POTUS, as he signs some documents, is regaling Charlie with Thanksgiving-related gripes and turkey lore, telling him that Bess Truman thought Camp David was dull. Jed hands him the folder and says, "As long as you've got an oven that will go to 320°..." Er...are there a lot of ovens that don't? I mean, I'm no Martha Stewart; I'm not even a Nigella Lawson, but I was under the impression that all standard ovens can operate to at least 500°. He continues, "You take your turkey, which has been soaking overnight in water, salt, coriander..." Someone knocks. Nancy (Jed's assistant/Martin Sheen's daughter, not the NSA advisor) tells him that Toby's there, and asks if she can send him in. Charlie quickly says, "Yes." Jed looks at him questioningly. Charlie, remembering his place, says, "Yeah, well, that's obviously a question for you, sir." Jed: "She was asking me." Charlie says he'll step out. Jed: "Yeah."

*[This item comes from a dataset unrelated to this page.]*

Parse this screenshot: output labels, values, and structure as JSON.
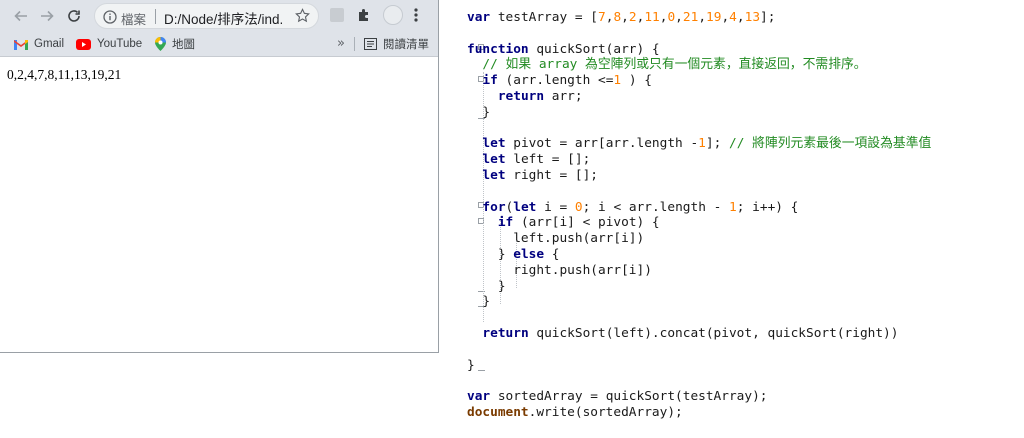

Toby comes in, greets Jed, and says, "Before anything else, I was hoping I could impose on you for as much information as you can spare about making a turkey." Chuckle. Jed: "This is some preemptive psychological thing?" Toby admits it is. Jed: "That's not going to work." Toby's mildly disheartened, but sits down and mentions that Jed's going to be seeing in next week's message calendar a notation about a new federal initiative to provide low-cost cell phones to neighbourhood-watch groups. Jed says he's seen the calendar, and he's having some difficulty navigating the colour coding. Toby explains that the colours represent areas: blue is for education, green's for the economy, etc. Jed replies, "Well, there should be a separate colour for things I don't care about." Toby: "Like what?" POTUS replies, "Providing low-cost cell phone service to neighbourhood-watch groups." Toby says it's important. Jed: "Really?" Toby says, "You spot a crime. You going to go to a pay phone?" Well, I would, if I could find one anymore. I don't know about anywhere else, but in Southern Ontario phone booths and pay phones have become about as scarce as people who enjoy turkeys seasoned with anise and coriander. Ever since the advent of cell phones, and as such phones get cheaper and cheaper, pay phones have been gradually disappearing. Yeah, you can still find a bank of them in an airport or train station or maybe at a major subway station, but I remember walking blocks around Yorkville (one of Toronto's snootier shopping areas, dense with high-rise office buildings and plenty of stores and restaurants) in a nearly vain search for a pay phone until I remembered that there was a pay phone outside the third-floor washroom of a big-box bookstore. That was pretty much the last straw, and Professor Frink got me a cell phone at the next gift-giving opportunity. Also, I've read complaints from residents of less privileged neighbourhoods in the Greater Toronto Area that the pay phones in their areas don't work after dark; apparently some of them are timed to work only during daylight hours so that drug dealers can't avail themselves of the pay phones. (Don't drug deals happen during the day, too? ["Don't drug dealers have cell phones?" -- Wing Chun]) I guess people in those neighbourhoods had just better hope they don't have any pay phone-related emergencies. God knows those hardly ever come up in higher-crime areas. Anyway. That's Nurseable Grudge #137.